Bubba Ho-Tep Don Coscarelli

Bubba Ho-Tep Don Coscarelli
In terms of oddball concepts, it rarely gets more out there than Bubba Ho-Tep's. What if instead of dying, Elvis switched places with an impersonator? And what if Elvis got stuck living the life of the impersonator after all his documents went up in a BBQing accident? And what if the Elvis of today is a crotchety, mean old man with a cancerous sore on his penis who waits for the end in a miserable Texas rest home? And what if this rest home was being stalked by a soul-sucking mummy? Bubba Ho-Tep is a film that could easily slip into B-movie absurdity but it manages to rise above its constraints and bizarre concept due to the strength and performances of its principal actors: Bruce Campbell (Army of Darkness) and Ossie Davis (Malcolm X). While it's easy to marvel at Campbell's brilliant performance (he literally becomes "the King"), it is Davis's role as JFK (now black and wheel-chair bound) that lends the movie its dramatic weight, anchoring its flights of fancy with the fate most will face: old age. Director Don Coscarelli takes care to honour writer Joe R. Lansdale's script, exhibiting society's abhorrence of anything old, especially people, while also empowering the elderly, making them the heroes of the film. Despite it looking its B-movie origins at points and its pacing dragging slightly, it's the performances and underlying themes of humanity that make it cult royalty. It may only be a single-disc, but Bubba comes complete with a commentary from Coscarelli and Campbell. Content to be at the end of the project, Coscarelli and Campbell reflect on the journey, feeding off each other and dropping tidbits about placing Bruce in danger, the screening during Toronto's International Film Fest while SARS was in the air and their inability to use any Elvis music or films due to budget restraints. But it is Ossie Davis, in the "making of" featurette, who offers a moving critique on his life's work that again carries the most dramatic weight. Hell, Bubba Ho-Tep is so good even the King manages to drop by for a commentary track. Plus: deleted scenes, more. (MGM)

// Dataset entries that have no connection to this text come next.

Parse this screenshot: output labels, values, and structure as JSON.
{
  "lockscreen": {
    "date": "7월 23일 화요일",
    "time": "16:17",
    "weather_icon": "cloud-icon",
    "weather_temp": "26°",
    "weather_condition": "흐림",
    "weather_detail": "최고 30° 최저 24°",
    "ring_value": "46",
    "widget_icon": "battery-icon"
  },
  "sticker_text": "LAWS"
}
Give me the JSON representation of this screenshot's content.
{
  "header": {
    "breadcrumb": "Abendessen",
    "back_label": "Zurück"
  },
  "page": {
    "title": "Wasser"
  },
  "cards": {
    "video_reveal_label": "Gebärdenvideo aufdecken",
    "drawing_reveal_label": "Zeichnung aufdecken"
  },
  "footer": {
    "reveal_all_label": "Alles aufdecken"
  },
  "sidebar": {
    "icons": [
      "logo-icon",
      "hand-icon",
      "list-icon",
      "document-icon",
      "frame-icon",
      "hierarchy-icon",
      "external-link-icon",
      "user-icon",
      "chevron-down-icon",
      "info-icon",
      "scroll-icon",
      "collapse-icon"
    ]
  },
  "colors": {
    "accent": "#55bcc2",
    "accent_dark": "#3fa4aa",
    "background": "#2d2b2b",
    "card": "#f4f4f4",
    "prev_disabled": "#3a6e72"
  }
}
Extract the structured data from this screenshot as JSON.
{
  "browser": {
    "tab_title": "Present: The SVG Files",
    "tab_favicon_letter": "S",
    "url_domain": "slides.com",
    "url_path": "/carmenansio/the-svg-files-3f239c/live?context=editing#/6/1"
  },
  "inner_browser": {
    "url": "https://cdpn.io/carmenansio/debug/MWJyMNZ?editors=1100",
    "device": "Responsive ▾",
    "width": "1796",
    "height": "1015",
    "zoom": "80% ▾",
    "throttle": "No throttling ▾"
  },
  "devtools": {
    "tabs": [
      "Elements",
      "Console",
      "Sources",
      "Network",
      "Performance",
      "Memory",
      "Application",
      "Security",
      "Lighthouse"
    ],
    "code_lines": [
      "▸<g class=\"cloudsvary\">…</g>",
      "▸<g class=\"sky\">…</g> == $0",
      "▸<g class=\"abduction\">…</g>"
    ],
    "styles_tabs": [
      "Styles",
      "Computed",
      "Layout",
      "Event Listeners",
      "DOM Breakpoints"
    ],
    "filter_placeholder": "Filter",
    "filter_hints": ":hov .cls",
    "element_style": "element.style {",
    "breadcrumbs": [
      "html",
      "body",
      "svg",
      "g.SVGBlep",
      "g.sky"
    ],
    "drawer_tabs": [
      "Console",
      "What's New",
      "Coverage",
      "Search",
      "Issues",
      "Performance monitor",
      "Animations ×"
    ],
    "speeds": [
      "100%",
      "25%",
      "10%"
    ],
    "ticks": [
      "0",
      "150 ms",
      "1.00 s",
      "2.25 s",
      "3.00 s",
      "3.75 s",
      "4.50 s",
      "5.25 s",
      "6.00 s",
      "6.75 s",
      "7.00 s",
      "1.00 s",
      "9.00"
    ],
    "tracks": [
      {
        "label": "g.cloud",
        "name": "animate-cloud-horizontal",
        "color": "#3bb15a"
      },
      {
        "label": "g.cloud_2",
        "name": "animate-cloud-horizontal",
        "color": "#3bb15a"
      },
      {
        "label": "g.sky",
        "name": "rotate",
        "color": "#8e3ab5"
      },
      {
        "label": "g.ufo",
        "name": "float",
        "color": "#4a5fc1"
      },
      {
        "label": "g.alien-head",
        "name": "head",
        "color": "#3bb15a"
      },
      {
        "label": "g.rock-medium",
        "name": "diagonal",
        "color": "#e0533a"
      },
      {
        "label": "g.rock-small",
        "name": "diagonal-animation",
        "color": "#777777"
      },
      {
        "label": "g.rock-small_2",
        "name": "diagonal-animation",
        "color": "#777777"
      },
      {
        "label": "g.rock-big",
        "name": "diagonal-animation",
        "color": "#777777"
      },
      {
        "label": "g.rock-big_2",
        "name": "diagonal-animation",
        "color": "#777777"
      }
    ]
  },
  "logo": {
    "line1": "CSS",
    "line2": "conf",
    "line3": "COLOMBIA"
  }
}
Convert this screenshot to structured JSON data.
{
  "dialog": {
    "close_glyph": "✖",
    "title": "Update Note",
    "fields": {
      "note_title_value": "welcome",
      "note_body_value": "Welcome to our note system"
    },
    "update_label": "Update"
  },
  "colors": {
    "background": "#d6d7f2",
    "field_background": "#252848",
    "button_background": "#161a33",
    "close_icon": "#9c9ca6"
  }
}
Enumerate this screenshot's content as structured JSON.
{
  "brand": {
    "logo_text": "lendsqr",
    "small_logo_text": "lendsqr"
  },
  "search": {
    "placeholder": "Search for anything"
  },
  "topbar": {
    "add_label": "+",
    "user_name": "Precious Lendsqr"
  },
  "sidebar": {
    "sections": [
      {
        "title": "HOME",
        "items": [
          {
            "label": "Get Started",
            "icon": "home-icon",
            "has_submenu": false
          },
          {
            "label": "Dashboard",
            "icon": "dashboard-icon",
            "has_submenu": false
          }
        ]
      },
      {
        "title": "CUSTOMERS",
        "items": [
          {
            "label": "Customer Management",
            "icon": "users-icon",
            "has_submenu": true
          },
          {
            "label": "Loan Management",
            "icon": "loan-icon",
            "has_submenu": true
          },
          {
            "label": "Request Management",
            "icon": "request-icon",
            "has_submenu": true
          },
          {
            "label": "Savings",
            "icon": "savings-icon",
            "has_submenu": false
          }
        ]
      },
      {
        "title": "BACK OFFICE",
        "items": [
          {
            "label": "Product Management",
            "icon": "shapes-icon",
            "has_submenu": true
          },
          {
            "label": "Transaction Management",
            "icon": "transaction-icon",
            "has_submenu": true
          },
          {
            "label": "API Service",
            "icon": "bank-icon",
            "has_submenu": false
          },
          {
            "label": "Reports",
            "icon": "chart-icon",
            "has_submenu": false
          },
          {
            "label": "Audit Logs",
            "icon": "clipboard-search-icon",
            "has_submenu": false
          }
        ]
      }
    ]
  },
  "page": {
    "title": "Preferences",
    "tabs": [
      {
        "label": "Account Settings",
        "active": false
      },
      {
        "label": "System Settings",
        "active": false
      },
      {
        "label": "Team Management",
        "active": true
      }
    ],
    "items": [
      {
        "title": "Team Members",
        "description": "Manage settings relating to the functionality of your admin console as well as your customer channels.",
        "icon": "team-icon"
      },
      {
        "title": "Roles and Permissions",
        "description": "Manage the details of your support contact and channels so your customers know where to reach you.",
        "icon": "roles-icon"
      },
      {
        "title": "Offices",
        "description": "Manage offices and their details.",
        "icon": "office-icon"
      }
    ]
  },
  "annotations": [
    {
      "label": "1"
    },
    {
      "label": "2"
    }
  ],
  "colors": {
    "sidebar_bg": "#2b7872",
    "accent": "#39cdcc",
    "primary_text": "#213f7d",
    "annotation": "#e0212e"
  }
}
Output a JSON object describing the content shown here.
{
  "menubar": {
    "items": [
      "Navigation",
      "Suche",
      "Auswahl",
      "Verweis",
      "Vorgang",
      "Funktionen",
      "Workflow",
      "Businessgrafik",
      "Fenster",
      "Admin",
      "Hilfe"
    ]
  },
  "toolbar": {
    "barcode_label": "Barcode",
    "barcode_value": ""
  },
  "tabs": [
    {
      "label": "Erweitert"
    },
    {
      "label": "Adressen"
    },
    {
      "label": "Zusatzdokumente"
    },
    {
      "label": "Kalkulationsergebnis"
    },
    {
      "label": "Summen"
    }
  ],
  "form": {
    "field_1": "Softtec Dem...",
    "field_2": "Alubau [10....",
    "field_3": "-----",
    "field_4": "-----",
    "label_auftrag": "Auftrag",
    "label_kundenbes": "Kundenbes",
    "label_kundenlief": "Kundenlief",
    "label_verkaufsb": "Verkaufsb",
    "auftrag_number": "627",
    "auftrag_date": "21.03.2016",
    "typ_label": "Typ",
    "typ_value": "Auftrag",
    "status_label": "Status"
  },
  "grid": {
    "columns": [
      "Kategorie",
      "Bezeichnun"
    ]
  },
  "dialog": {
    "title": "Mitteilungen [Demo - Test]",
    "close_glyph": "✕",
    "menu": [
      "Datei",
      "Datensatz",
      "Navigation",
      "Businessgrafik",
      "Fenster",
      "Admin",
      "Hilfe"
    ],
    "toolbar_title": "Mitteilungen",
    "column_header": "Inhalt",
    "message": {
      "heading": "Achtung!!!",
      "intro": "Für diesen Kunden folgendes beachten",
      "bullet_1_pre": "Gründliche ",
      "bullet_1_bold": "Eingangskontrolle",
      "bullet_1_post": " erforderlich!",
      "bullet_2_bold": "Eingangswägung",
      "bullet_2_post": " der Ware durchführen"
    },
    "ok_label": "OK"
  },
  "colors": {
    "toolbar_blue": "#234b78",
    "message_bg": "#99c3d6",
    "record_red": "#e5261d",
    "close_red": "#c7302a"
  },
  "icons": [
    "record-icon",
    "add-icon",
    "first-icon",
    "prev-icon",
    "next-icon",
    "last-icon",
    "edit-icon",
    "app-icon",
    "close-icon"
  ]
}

I couldn't believe the obstacles that were placed in Bubba's path, in terms of financing and distributing, considering those involved.
Bruce Campbell: Awww, it's the usual. Every major distributor turned us down and now it's the gag; it is like a bank loan: in order to get a loan you have to prove that you don't need it. We proved that we don't need them and now MGM are handling the distribution. It's a very odd industry. Shockingly, people aren't that imaginative in Hollywood, it's one of the least imaginative industries I've ever found, which is ironic considering it's supposed to be creative

Has playing "one of the greatest entertainers ever" grappling with mortality and age affected your view on aging?
I was 42 when we shot, the same age as Elvis when he died. That was weird, because I thought, "wow, he really had to trash himself to be dead now," because I felt pretty good. The money, the power, it's a bad combination, throw a little ignorance in and it's a volatile combination. My job was to portray a guy who was an old man. He doesn't have the Memphis Mafia, he doesn't even have his dance moves, his health is gone, no one believes him, that was my deal, just play an old guy; it wasn't so much playing "Elvis."

So there were no considerations about portraying an icon and how it would be received?
I think the film is very positive. You find him in the shitter, you always have to have somewhere to go with your character. You have nowhere to go but up, he's got cancer on his dick and he's 70 and he's dying, what could be worse for a guy who used to be Elvis? That was the only challenge, not "what would people think of the icon?"